Only 15% of US adults say they are not a member of any social networks, finds YouGov in a newly-released survey, with this figure higher among men (18%) than women (12%). Consistent with most research on the topic, women lead men in stated adoption of most social networks, with LinkedIn and Google+ the exceptions among the larger platforms.
The data comes from a screening question in a survey about how social media users react to certain types of posts (such as racist, political, and sexist ones). The survey was fielded online from December 19-22, 2014 among 2,341 adults (18+), with the figures weighted to be representative of all US adults.
The results show that, as expected, Facebook is still by far the largest social network, with three-quarters of adults (80% of women, 70% of men) reporting being members. The second-tier, by penetration, consists of Twitter (31%), Google+ (29%) and LinkedIn (28%). While men and women reported roughly equal use of Twitter, men were slightly ahead in Google+ use (31% vs. 28%), with the gap larger on LinkedIn (30% vs. 25%).
Rounding out the top 5 is Pinterest, with 18% stated adoption (28% among women; 9% among men), followed by the fast-growing Instagram (13%). While Instagram recently said it passed 300 million monthly active users (which would be more than Twitter’s total), its audience leans more heavily towards teens (excluded from the YouGov survey) and it also has a strong international base (also excluded from the YouGov survey).
On an age basis, the YouGov survey results indicate that:
- Twitter use is highest among the 18-34 bracket (41%), with the 35-54 (31%) and 55+ (23%) brackets trailing;
- That disparity is even greater for Instagram, with 27% stated penetration among 18-34-year-olds, versus 12% among the 35-54 group and 4% in the 55+ bracket; and
- The 55+ group leads in LinkedIn use, though, with 31% reporting being members, compared to 28% of 35-54-year-olds and 23% of 18-34-year-olds.
Finally, when looking at race and ethnicity, the results reveal that:
- Twitter continues to appeal to Black Americans (42%) more than Whites (29%) and Hispanics (26%);
- LinkedIn is less popular among Hispanics (18%) than among Whites (28%) and Black Americans (28%);
- Instagram proves more attractive to Black Americans (19%) and Hispanics (15%) than to Whites (11%); and
- Google+ similarly sees higher reported penetration among Black Americans (35%) and Hispanics (34%) than among Whites (27%).
[Editor’s Note: For an alternative perspective on the demographics of the 5 largest social networks, see MarketingCharts’ Debrief, US Media Audience Demographics, which uses comScore unique visitor data to show the highest-indexing audiences by age, household income and race/ethnicity.

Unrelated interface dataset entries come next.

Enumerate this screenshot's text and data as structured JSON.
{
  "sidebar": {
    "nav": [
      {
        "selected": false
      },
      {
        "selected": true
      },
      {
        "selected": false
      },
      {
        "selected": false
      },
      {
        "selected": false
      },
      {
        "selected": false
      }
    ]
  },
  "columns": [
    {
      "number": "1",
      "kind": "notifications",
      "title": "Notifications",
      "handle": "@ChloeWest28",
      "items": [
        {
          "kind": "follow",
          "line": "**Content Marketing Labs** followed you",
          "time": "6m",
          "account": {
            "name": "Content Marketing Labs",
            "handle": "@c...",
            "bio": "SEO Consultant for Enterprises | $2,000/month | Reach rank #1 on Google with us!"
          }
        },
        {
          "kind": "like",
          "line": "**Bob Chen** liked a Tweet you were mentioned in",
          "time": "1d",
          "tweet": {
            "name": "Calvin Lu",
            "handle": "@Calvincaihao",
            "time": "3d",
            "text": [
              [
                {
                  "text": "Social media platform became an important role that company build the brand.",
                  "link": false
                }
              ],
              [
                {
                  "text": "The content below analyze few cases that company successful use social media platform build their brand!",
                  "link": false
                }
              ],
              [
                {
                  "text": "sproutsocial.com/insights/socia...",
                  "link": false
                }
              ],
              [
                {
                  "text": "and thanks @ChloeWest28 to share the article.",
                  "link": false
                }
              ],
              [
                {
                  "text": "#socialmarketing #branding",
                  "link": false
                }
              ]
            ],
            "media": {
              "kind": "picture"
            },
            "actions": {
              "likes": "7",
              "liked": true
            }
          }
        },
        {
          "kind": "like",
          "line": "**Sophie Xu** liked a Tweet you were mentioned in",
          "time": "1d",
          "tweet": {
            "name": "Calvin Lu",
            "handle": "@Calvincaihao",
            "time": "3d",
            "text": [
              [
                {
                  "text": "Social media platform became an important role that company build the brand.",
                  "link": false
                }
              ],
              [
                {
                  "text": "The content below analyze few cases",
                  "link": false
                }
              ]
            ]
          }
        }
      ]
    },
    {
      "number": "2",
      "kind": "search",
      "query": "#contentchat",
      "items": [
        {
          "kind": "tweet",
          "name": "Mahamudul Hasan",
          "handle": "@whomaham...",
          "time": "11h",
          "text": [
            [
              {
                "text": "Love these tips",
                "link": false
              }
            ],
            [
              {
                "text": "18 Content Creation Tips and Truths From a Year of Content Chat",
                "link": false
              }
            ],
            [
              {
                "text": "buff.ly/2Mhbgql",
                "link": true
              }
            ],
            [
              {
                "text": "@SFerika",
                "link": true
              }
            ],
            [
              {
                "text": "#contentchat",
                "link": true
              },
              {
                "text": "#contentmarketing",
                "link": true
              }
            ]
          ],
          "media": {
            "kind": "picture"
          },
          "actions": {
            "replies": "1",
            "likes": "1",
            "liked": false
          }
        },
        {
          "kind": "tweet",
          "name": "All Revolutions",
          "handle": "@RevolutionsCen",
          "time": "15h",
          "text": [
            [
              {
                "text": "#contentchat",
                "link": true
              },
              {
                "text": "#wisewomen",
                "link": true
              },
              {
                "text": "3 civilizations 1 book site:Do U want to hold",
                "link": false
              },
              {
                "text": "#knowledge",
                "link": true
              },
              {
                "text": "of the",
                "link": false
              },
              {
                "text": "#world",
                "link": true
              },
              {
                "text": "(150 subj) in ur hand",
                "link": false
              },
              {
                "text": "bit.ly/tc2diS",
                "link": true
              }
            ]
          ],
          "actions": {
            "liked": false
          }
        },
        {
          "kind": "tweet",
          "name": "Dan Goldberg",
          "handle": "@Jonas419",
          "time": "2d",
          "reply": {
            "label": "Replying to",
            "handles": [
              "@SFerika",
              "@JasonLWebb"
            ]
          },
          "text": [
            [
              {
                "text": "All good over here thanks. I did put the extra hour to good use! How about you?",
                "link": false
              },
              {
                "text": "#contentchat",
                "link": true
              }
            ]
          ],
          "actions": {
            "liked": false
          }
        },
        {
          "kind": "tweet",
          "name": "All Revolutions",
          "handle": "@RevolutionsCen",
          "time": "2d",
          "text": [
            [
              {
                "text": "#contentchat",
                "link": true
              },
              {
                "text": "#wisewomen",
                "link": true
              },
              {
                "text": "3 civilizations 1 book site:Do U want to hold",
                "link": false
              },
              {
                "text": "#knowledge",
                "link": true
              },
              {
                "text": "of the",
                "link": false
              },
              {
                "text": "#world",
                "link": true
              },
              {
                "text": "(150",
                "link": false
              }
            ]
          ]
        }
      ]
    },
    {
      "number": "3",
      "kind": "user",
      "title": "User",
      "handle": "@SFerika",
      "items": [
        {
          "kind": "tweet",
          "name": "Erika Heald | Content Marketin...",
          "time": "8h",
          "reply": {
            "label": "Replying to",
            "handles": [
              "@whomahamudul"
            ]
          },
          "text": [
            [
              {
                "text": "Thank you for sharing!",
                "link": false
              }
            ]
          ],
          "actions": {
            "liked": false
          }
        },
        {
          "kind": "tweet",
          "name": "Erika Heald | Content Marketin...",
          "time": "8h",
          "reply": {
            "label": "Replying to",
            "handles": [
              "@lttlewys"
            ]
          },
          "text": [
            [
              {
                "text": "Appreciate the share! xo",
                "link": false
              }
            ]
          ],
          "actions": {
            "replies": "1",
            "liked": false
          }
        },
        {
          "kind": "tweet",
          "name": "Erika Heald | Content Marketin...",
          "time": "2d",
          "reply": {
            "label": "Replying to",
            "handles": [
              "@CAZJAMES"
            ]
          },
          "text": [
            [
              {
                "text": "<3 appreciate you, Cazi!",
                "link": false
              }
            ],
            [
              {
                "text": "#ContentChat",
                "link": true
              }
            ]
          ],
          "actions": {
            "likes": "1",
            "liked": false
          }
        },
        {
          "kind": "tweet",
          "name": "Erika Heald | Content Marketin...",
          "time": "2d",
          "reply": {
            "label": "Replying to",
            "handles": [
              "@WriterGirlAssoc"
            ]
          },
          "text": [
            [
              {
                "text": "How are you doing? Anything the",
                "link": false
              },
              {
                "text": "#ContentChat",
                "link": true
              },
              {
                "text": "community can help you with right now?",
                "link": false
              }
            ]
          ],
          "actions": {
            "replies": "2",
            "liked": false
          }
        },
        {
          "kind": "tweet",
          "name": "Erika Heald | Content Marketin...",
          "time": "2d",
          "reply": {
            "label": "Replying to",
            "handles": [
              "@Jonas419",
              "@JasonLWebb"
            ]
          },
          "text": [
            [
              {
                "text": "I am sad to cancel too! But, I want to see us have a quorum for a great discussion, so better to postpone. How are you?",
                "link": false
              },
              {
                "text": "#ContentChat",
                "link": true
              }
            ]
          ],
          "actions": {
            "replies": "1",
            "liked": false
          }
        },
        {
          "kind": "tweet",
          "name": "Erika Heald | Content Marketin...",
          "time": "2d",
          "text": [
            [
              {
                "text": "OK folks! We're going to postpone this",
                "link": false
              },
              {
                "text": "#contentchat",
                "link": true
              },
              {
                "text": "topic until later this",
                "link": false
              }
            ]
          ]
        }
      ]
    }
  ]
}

The report also contains dataÂ – from Experian Marketing Services – illustrating the audience breakdowns of several other major media channels.]